Everybody gets an award these days!

Most of us have seen the email floating around for the “Stella Awards,” named for Stella Leibeck, the 79 year old woman who had third degree skin burns and skin grafts in her crotch who had the gall to ask McDonalds to help her with her medical bills.  Though these awards are meant to highlight “frivolous” cases, many are actually fictitious or trumped up.

You really are a winner.

Now come the Hazelwood Awards, so named for Capt.. Hazelwood of Exxon Valdez fame.  These awards highlight corporate greed and malfeasance.  This year’s winner is the hospital in Florida that performed unnecessary surgeries in order to bill for them.

What does this mean to you:

Corporations and insurance companies often put profits before people, notwithstanding what their slick commercials and handsome spokesmen would have us believe.

It can wait

 

As noted earlier this year, April is Distracted Driving Awareness month.  Since then, though, the number of deaths from texting while driving just in Ohio – not to mention nationwide – continues to rise.

At least she’s got one hand on the wheel…

There is a new resource available at EndDD.org.  It shares the real-world story of Casey Feldman who was struck and killed by a texting driver as she crossed the street.  EndDD.org also has a checklist of pledges, which can be especially helpful for teenage drivers.

What does this mean to you:

Ohio’s texting while driving ban went into effect at the beginning of September.  Not only is it now against the law, its just dangerous.  Put down the cell phone while driving.  Nothing is that important.  It can wait.

 

Think inside the (jury) box

 

While not all jury deliberations are watched by hordes of people in underground bunkers with wiretapping equipment and video monitors like those in movie The Runaway Jury, they are serious nonetheless – and meant to be secret.  But in the age of Facebook, Twitter, and other social networking sites, jurors posts or internet research about a case can have dire consequences.

I cannot believe it. An iPhone 4?!?

Judges around the country are concerned.  In one case, a juror’s Tweets may have even let a murder off of death row.  Some states have outlawed the practice.  There are proposals online for jury instructions to help steer jurors in the right direction.

What does this mean to you:

Our civil justice system depends on fair and impartial jurors deciding cases based on the facts presented.  Trial lawyers should keep abreast of these constantly evolving technologies to best represent their clients.

 

That is NOT normal

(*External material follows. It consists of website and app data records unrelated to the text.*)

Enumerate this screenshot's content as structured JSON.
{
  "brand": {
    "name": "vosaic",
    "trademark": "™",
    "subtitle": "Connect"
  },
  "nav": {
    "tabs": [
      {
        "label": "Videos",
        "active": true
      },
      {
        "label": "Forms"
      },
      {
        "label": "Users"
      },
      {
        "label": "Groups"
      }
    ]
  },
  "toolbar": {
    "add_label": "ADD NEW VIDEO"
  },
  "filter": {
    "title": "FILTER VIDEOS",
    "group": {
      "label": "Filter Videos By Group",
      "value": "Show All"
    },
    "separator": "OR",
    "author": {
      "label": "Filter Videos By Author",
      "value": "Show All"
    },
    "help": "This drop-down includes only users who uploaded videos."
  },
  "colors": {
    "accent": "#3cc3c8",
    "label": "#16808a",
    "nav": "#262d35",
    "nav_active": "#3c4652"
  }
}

I am not sure if this video is a critique of engineering standards, politicians, or just Australians.  Nonetheless, it seems to illustrate the often odd, and sometimes belligerent, lengths some will go to in order to deflect personal responsibility away from themselves.

The front fell off.

What does this mean to you:

As wacky as this video seems, corporate decision-makers and insurance adjusters often don’t like to admit reality when there is money at stake.  That’s why a lawyer’s ability to take depositions of these folks in litigation and put them under oath is a powerful tool.

Add one more to the list

When we think of things that are dangerous to children, generally things like strollers or cribs come to mind.  But products designed for adults pose a dangers to little ones as well.  I stumbled on this tragic story about unstable furniture, like dressers, cabinets, and chests, that can tip over and pin children down, often with disastrous consequences.

Child climbing a dresser

What does this mean to you:

As parents, we can’t assume that only “kids products” pose dangers to kids.  To anticipate what children might get into, we have to to think like they would and approach common situations as they would.  Come to think of it, that might not be a bad way to approach life anyway for purposes of our health, business success, and mental acuity.

On guard!

Human beings make mistakes.  If we didn’t, there would never be a need for any kind of safety device – from a seat belt in a car, to blade brake on a saw, to a guard on a piece of industrial machinery.  Engineers and product designers know this fundamental truth and are supposed to take it into account when designing things.  If they don’t, that’s on them.

That would ruin your day.

It hasn’t been released yet what happened this month to the woman in Barberton, Ohio who’s hair became snared in a machine that cuts off metal pipe.  Amazingly, she survived, but only after her scalp was ripped from her head.  Was the machine properly guarded?  Did it use electronic eyes (like on your garage door) that detect a person moving or hinge-actuated interlock switches  – either of which can automatically shut off the machine’s moving parts.  That way, if the machine fails, it fails to a safe state, i.e., it fails safe by design.  Or, were there guards on the machine that, at some point, were taken off?

What does this mean to you:

While manufacturers of dangerous products can be responsible for injuries caused by those products, generally your employer is not.  However, if the employer removes a safety guard, that employer may still be responsible for injuries caused on the job.